“But he never wanted to be mayor,” Claire Shaw says.

‘Indelible imprint on FTCC’
Shaw wanted the best for FTCC and its students.


“Harry Shaw was one of the most instrumental people in the history of Fayetteville,” says Larry Keen, the college’s longtime president. “No one loved this community more than he did. You can look at his history — his business career, his service as an FTCC trustee and his philanthropic work on behalf of this community. It’s indicative of his care for our community and its people.


“He left an indelible imprint on FTCC, where he served as a trustee for 38 years, including 29 years as chairman of the board of trustees. The functionality and beauty of our campus make it easy to see how and where he helped guide the ship for many, many years.’’


And then there’s Linear Park, Shaw’s passion in his later years.


“He and others did such a wonderful job there in creating a lovely and peaceful green walkway through the heart of this city,” Keen says. “It’s a gem, and it’s another example of his care and expertise.”


Robert Barefoot, the retired parks and recreation director for the city, was with Shaw at the outset of the project and remembers Shaw’s passion for it.
“He played as a kid on it and always loved the confluence of Blount Creek and Cross Creek,” Barefoot says. “Even after Harry got cancer, I would say, ‘Harry, I’ll go down there.’ He’d say, ‘Nope, I’m coming with you.’ Harry was infectious. I’d say, ‘Harry, we can’t do that.’ But Harry was the supreme diplomat. He knew the art of compromise and how to talk to people.”


Harry Faison Shaw died May 19, 2018. He was 91.


“I couldn’t do nothing but cry,” Anthony Ramsey says.

‘He got it done’
Shaw is among the second group of downtown visionaries to be recognized by CityView Magazine. A luncheon is scheduled for June 29 at Segra Stadium.
Claire Shaw and daughters Faison Covington and Sally Schmitz are expected to accept the award on his behalf. And Anthony Ramsey, they say, will be with them.
“He would say, ‘Give the award to Anthony,’” says Covington, 73, who lives in Charlotte. “I think Daddy sort of thought of Anthony as a son. Daddy took him under his wing. Daddy wanted to get the park done before he died, and he got it done.”


Schmitz says the park was everything to her father.


“He thought Fayetteville was the most wonderful city in the world,” she says. “He did everything he could to make Fayetteville wonderful. He loved Fayetteville as much as he did his family. And Daddy loved Anthony, too.”

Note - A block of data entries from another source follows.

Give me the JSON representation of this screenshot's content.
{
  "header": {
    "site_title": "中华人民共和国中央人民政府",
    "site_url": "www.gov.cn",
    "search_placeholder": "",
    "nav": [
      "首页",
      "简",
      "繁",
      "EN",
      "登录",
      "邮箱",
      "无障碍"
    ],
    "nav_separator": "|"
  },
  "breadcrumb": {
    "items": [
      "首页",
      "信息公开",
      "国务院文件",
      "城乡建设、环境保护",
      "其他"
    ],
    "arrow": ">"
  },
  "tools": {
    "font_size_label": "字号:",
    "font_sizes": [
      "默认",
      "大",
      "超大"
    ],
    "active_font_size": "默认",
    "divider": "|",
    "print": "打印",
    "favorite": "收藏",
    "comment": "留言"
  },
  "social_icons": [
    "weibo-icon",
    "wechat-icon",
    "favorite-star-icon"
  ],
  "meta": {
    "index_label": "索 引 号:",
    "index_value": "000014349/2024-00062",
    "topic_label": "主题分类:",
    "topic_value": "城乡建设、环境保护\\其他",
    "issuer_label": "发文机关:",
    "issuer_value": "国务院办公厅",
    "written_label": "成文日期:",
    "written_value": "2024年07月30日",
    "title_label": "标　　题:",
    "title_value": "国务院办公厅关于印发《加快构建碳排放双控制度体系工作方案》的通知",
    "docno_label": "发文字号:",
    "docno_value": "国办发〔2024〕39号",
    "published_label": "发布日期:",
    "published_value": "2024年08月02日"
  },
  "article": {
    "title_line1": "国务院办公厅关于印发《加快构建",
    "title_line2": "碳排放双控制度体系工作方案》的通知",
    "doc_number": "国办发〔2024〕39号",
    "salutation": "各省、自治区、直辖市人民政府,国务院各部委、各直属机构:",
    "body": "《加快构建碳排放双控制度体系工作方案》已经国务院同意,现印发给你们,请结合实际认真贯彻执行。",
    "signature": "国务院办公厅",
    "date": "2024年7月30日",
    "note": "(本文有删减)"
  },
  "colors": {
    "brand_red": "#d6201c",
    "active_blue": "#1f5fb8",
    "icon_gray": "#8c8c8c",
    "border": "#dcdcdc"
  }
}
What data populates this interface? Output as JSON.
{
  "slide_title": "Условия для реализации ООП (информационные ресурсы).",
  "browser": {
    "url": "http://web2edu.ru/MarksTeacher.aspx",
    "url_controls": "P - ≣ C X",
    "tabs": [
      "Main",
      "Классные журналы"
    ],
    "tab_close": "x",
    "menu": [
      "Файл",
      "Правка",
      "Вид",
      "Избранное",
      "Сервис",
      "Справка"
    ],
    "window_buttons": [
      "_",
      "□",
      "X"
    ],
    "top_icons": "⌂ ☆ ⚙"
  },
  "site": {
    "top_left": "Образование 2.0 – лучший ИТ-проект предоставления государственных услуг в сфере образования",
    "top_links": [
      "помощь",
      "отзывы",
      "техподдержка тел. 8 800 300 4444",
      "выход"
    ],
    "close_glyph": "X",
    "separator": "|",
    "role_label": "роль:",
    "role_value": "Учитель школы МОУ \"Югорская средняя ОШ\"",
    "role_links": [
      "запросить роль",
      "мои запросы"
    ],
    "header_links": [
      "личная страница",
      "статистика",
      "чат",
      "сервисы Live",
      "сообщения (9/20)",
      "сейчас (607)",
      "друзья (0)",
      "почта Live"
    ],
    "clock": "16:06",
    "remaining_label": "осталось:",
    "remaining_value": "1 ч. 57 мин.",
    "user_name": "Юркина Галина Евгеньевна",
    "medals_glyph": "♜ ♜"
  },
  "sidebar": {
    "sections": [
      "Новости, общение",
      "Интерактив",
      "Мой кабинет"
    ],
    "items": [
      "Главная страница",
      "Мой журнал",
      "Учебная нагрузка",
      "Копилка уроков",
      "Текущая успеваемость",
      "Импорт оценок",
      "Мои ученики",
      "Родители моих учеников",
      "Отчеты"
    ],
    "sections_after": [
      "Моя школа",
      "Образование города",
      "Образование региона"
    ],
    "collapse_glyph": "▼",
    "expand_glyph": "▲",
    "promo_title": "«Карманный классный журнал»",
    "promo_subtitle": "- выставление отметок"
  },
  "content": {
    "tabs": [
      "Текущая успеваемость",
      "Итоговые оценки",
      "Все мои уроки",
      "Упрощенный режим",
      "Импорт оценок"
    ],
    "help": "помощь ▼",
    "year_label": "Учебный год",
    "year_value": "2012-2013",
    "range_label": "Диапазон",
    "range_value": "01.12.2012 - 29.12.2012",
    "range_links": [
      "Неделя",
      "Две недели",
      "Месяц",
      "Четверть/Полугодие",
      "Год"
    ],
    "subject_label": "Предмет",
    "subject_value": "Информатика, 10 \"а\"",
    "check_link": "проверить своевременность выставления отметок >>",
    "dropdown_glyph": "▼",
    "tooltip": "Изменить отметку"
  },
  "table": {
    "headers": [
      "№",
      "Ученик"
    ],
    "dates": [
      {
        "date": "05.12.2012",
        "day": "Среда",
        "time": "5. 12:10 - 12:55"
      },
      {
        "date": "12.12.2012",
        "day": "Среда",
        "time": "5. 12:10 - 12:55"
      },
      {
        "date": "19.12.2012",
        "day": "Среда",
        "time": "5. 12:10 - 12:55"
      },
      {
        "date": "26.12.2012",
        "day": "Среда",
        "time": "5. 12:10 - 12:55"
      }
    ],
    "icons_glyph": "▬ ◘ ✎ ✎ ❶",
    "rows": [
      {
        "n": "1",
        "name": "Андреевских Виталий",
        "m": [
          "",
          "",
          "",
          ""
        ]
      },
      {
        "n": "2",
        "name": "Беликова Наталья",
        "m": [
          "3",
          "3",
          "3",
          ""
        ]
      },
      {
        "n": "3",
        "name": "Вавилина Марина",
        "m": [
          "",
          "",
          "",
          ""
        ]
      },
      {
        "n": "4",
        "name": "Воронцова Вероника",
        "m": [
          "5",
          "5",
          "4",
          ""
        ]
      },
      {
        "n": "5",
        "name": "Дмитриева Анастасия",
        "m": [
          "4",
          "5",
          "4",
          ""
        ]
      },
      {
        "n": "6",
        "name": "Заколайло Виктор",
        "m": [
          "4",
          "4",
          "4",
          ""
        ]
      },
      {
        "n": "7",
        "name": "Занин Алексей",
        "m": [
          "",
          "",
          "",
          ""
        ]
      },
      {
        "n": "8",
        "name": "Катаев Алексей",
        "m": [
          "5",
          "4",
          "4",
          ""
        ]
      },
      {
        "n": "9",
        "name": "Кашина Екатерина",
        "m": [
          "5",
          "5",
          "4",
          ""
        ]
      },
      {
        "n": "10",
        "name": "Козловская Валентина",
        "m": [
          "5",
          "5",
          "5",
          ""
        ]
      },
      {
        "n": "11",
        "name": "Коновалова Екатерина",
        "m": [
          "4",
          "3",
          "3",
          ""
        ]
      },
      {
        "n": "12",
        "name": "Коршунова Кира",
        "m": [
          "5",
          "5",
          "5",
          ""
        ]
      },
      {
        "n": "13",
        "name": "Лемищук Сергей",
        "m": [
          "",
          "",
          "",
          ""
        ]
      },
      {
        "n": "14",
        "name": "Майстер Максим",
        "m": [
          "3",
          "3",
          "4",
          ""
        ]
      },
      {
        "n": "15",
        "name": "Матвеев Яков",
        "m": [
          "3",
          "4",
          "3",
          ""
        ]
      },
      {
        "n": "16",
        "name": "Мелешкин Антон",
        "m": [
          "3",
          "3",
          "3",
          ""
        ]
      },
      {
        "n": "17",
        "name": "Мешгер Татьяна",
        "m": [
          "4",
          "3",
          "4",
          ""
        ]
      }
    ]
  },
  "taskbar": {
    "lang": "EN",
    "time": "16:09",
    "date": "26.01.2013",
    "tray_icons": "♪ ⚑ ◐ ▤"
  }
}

The park is a picturesque walk from its gently meandering streams to the rushing waters by the Steve Fleming-designed cascading staircase near Grove Street. Stops along the way include the Ashton Lilly Memorial Fountain, Marquis de Lafayette statue at Cross Creek Park, First Presbyterian Church, St. John’s Episcopal Church, the historic Kyle House, the 19th-century Evans AME Zion Church, Cool Spring Tavern and the old Fayetteville Independent Light Infantry parade ground.


“Harry Shaw was a man who served the city of Fayetteville in so many ways,” says Bruce Daws, the city historian. “Cross Creek Linear Park was a vision dreamed of by many people dating back to the antebellum period. It was Harry Shaw that had the drive and determination to bring the project to fruition.”


Along the Crescent Overlook
Harry Shaw leaned over the railing of the Crescent Overlook on a bright and sunny summer day when Cross Creek Linear Park was in all its splendor.


“It may be my project,” said Shaw, his hair blowing in the breeze. “But it’s not my park.”


The park belongs to Fayetteville’s residents and visitors for generations to come, and Harry Shaw would have it no other way.